Friday, November 30, 2012

US Food Aid and a Simple Argument for Local Procurement

Few months before the 2012 presidential election, political pundits were surprised by the high level bipartisan support reflected in the Senate version of the Food, Conservation, and Energy Act of 2008, or the Farm Bill as it’s commonly known. Even though the House quickly followed with its own version, political calculations prevented the bill to be brought to the floor.

Thanks to the reelection of President Obama, there is a renewed effort to conclude and make into law a final version of the 2012 Farm Bill before end of the year. The current House and the Senate versions of the Farm Bill, however, present drastically contrasting approaches to Food Aid. While the House seeks to maintain the policy of sending American in-kind food to developing countries, the Senate has put forward a mechanism to procure food closer to where it’s needed – the Local and Regional Procurement Program (LRP).

With a political mandate to address the country’s fiscal realities and increase government program effectiveness, policymakers of both parties can find in the LRP the unique opportunity to simultaneously save tax-payers’ dollars and make food aid more effective.  

For more info, check out the infographic below and a new report published by Oxfam and AJWS. Also, don't miss the good research from GAO and the Cornell folks 

Monday, November 12, 2012

UN Secretary General’s Zero Hunger Challenge:

100% access to adequate food all year round

Enabling all people to access the food they need at all times through nutrition-sensitive agriculture and food systems, marketing, decent and productive employment, a social protection floor, targeted safety nets and food assistance; boosting food supply from local producers;
through open, fair and well-functioning markets and trade policies at local, regional and international level, preventing excessive food price volatility.

Zero stunted children less than 2 years
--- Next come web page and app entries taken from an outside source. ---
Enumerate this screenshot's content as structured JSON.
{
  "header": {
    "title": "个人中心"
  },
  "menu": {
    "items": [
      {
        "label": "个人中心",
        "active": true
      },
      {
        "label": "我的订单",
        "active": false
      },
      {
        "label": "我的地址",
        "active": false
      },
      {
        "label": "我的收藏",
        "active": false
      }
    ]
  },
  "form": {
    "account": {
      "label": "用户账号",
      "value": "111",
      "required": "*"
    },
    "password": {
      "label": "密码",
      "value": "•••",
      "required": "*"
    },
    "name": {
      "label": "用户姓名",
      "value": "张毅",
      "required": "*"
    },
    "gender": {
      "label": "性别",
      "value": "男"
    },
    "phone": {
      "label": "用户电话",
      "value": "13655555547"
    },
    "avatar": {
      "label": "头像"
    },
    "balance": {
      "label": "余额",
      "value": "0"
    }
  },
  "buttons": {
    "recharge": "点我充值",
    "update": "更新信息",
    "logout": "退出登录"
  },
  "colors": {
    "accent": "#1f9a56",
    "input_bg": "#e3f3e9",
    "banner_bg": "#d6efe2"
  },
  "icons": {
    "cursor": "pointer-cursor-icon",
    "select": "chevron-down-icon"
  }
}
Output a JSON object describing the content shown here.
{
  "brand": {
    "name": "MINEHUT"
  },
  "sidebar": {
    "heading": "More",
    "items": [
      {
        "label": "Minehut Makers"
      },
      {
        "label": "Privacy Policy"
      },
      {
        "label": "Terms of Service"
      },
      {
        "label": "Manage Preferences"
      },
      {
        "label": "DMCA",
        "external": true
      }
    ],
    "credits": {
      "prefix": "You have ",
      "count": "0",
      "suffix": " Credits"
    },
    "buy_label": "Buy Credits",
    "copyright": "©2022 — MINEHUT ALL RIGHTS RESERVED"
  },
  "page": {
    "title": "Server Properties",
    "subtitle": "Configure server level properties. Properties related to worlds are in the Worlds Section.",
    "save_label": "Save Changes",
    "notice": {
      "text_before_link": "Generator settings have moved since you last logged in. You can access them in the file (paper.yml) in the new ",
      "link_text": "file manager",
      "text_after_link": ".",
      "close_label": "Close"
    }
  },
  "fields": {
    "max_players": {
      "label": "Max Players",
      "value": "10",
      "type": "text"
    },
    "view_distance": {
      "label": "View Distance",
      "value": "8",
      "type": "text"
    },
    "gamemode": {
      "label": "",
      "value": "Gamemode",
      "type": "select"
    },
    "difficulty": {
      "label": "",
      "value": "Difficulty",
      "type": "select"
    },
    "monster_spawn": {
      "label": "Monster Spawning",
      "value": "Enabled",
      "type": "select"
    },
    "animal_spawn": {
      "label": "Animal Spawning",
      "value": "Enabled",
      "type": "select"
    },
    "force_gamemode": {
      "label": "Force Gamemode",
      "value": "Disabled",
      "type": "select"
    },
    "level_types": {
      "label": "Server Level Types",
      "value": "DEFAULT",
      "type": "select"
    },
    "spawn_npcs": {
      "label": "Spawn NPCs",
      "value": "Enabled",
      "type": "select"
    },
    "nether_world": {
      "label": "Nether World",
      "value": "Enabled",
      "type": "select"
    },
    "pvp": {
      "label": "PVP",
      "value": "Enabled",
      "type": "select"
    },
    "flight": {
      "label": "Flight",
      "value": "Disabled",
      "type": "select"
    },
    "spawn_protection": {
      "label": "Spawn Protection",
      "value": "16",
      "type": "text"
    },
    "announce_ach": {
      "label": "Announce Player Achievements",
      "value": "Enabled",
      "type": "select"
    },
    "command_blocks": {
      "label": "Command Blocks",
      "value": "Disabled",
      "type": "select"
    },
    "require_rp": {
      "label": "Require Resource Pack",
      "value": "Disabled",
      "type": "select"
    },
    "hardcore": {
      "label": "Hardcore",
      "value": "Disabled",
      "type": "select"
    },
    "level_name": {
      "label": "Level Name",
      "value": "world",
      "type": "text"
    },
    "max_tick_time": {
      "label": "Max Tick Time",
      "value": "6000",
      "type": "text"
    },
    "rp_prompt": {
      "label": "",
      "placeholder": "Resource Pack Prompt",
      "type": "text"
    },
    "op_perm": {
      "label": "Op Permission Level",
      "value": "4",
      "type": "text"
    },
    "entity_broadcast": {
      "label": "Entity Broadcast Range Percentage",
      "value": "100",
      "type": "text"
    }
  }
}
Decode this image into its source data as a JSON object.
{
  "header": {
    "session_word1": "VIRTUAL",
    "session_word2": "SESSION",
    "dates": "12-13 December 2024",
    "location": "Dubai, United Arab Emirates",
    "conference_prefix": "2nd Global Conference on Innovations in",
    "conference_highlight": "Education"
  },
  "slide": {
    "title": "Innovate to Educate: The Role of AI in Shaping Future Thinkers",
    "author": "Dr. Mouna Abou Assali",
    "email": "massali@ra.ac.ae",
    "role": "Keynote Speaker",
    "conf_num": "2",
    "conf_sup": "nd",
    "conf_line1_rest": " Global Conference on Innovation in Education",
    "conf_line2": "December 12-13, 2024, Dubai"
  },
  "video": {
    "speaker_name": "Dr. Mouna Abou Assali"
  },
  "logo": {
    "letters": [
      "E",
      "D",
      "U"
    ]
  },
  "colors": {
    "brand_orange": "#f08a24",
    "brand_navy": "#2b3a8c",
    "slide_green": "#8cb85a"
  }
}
Ensuring universal access to nutritious food in the 1000-day window of opportunity between the start of pregnancy and a child’s second birthday, supported by nutrition-sensitive health care, water, sanitation, education and specific nutrition interventions, coupled with initiatives that enable empowerment of women, as encouraged within the Movement for Scaling Up Nutrition.

All food systems are sustainable

Ensuring that all farmers, agribusinesses, cooperatives, governments, unions and civil society establish standards for sustainability; verifying their observance and being accountable for them; encouraging and rewarding universal adoption of sustainable and climate-resilient agriculture practices; pursuing cross-sectoral policy coherence (encompassing energy, land use, water and climate); implementing responsible governance of land, fisheries and forests.

100% increase in smallholder productivity and income

Reducing rural poverty and improving wellbeing through encouraging decent work, and increasing smallholders’ income; empowering women, small farmers, fishers, pastoralists, young people, farmer organizations, indigenous people and their communities; supporting agricultural
research and innovation; improving land tenure, access to assets and to natural resources, making sure that all investments in agriculture and value chains are responsible and accountable; developing multidimensional indicators for people’s resilience and wellbeing.

Zero loss or waste of food

Minimizing food losses during storage and transport, and waste of food by retailers and consumers; empowering consumer choice through appropriate labeling; commitments by producers, retailers and consumers within all nations; achieving progress through financial incentives, collective pledges, locally-relevant technologies and changed behavior.